Hello Kate, it's very different, supporting other people professionally and then trying to do the same for your own parent. It's really really hard because, as Jennifer said, you simply cannot put your emotions in a box and throw the key away.That person is part of your life. Don't beat yourself up, just do whatever you CAN comfortably do and try to get carers to do the rest. It's still your dad there, and he does still need you, if you can hack it, but don't be afraid to step back when you need to, whether to recreate or to forget for a while. Then maybe just hold his hand for a minute the next time you see him because even small things come to mean quite a lot, I reckon. Look after yourself. Love Deborah


Registered User
Jan 4, 2006
Hiya Kate,
As I see it you have a choice (we all have a choice) - to walk away because we cannot stand it and make provision for someone else to do the caring (and I am not talking here about when the time comes for a Nursing Home - that is not walking away) - or to grit our teeth - forget the person that our loved one used to be, and get on with loving the person that they are now. I cope by not looking back - not trying to remember - the time will come in the future when I can do that - mum needs my love where she is now.
So we all make our choice.
Just my way of dealing with it.
Love Helen


Registered User
Jul 2, 2006
Newport, Gwent
Hiya Kate

My mum's Consulant calls AD the long goodbye, very apt isn't it.

Helen is so right when she says to get on with loving the person they are now.

I think a lot of us go through a sort of grieving process for the person who they once were, and that takes time, and just when you have settled down and got used to how things are, there is another change.

Give yourself time, try to focus on the here and now, dont look too far into the future, who knows what that will hold.

Take care.


Registered User
Jun 6, 2007
You are not a "bad daughter" you are a loving daughter who is trying to come to terms with this awful disease. If you are like me some days you will cope better than others.

It is really hard to see the person you love change. I still haven't really come to terms with the changes in John and some days I'm really angry that we have been cheated of our future and all the things we planned. He is no longer the man I feel in love with, but there is still enough of that man left for me to continue loving. Although I'm sure this will get harder as things progress.

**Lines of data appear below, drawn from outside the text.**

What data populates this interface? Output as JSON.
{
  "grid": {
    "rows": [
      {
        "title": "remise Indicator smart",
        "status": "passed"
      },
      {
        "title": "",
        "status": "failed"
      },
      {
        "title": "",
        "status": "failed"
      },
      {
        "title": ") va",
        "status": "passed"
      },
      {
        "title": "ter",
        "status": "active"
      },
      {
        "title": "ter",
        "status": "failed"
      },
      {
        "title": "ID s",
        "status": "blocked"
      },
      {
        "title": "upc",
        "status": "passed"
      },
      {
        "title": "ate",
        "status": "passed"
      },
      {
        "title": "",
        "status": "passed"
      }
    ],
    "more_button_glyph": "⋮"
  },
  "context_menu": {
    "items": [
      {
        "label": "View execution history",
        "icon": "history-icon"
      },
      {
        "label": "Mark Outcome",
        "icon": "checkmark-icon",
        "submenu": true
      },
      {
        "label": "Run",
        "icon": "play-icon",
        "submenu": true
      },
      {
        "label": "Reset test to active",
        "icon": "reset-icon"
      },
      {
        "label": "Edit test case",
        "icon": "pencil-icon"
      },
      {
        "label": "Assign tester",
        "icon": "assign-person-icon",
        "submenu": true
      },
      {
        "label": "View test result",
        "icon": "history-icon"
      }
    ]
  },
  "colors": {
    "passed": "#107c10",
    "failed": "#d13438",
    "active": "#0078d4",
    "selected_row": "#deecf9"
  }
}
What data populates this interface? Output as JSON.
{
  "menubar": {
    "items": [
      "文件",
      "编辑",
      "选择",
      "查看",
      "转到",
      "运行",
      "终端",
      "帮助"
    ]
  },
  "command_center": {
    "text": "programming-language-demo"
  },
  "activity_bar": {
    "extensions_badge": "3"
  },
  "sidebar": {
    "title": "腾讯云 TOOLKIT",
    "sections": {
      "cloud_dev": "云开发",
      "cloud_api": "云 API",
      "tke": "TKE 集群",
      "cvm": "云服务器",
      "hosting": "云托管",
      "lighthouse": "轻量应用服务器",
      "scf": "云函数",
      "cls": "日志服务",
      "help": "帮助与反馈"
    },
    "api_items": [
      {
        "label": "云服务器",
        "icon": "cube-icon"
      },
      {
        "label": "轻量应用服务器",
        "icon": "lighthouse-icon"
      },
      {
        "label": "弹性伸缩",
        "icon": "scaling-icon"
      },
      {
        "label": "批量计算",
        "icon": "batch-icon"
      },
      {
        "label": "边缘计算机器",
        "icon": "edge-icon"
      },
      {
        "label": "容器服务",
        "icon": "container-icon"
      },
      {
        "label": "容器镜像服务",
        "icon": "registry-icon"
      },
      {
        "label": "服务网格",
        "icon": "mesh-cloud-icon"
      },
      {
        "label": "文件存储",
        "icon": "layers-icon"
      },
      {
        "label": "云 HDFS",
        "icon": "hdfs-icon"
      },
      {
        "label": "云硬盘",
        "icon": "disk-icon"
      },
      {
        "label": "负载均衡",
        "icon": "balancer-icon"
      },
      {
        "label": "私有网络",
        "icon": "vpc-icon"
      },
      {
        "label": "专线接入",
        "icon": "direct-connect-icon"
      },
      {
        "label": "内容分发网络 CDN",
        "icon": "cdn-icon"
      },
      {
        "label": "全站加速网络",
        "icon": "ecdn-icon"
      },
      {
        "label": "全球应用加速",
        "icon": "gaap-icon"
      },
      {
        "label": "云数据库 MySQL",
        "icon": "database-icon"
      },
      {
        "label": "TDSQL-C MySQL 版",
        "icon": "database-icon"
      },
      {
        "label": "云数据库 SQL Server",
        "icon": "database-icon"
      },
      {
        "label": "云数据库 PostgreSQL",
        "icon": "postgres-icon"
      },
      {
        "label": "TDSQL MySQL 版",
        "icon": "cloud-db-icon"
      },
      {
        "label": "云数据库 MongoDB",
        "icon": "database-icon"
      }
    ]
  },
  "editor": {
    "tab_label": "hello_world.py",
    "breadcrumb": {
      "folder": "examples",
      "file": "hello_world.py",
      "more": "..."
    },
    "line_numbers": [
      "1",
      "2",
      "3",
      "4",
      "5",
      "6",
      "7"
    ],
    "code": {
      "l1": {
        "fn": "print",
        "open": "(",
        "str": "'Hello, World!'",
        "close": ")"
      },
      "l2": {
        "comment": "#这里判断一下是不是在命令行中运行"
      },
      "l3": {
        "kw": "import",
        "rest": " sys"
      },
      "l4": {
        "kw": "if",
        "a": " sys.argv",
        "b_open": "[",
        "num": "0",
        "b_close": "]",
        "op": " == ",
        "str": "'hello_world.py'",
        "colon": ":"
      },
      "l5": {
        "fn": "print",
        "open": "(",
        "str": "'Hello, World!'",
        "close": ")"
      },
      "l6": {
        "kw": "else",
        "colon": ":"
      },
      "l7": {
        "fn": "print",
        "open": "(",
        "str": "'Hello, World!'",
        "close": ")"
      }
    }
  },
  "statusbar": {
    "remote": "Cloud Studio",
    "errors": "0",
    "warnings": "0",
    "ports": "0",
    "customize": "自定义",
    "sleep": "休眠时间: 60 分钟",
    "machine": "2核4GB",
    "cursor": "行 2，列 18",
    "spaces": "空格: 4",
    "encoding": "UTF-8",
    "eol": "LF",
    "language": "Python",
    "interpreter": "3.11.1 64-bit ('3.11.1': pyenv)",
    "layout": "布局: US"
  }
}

I just pray I will have the strengh to deal with that.


sue k

Registered User
Jun 26, 2007
warrington cheshire

you're not being selfish at all, youre hurting because you love your dad so much , and it hurts you deeply to see him like this. My dad is a not the dad i grew up and the tables have turned full circle, he needs me to care for him now and hard though i find that , i will be there for him whenever i can , luckily i can get to his care home most days. Never feel guilty for not seeing him as often as you'd like , just treasure those visits as and when you can .

take care and dont be too hard on yourself xx


Registered User
Jun 14, 2007
Hi there,

No you are not a bad daughter, but i know how you feel. I went through the same thing about 2/3 years ago when my mum was at that stage. We got calls during the night saying she was wandering the street etc. It is so upsetting to see someone you love and who is so close going through this. I had a time also where i didn't see mum for a few weeks as she was so difficult to handle and i just couldn't cope for a while. Now i regret pulling away but at the time it made me stronger to cope with what was ahead. Not something i'm proud of but we all cope in different ways. You're right he is not the Dad that you want him to be but treasure all the times you have with him because he is still your Dad underneath it all.

Thinking of you with best wishes.



Registered User
Apr 26, 2006
not a bad daughter never

no one wants to see some one they love in that situation
i wish we could wave a magic wand
i know what you are saying
my hubby is just 60 been ill for years
at times i cant look straight into his eyes he is not there
anymore but thats this illness i am so glad that i can still touch and give him a kiss however much it hurts
not much good
love bel xx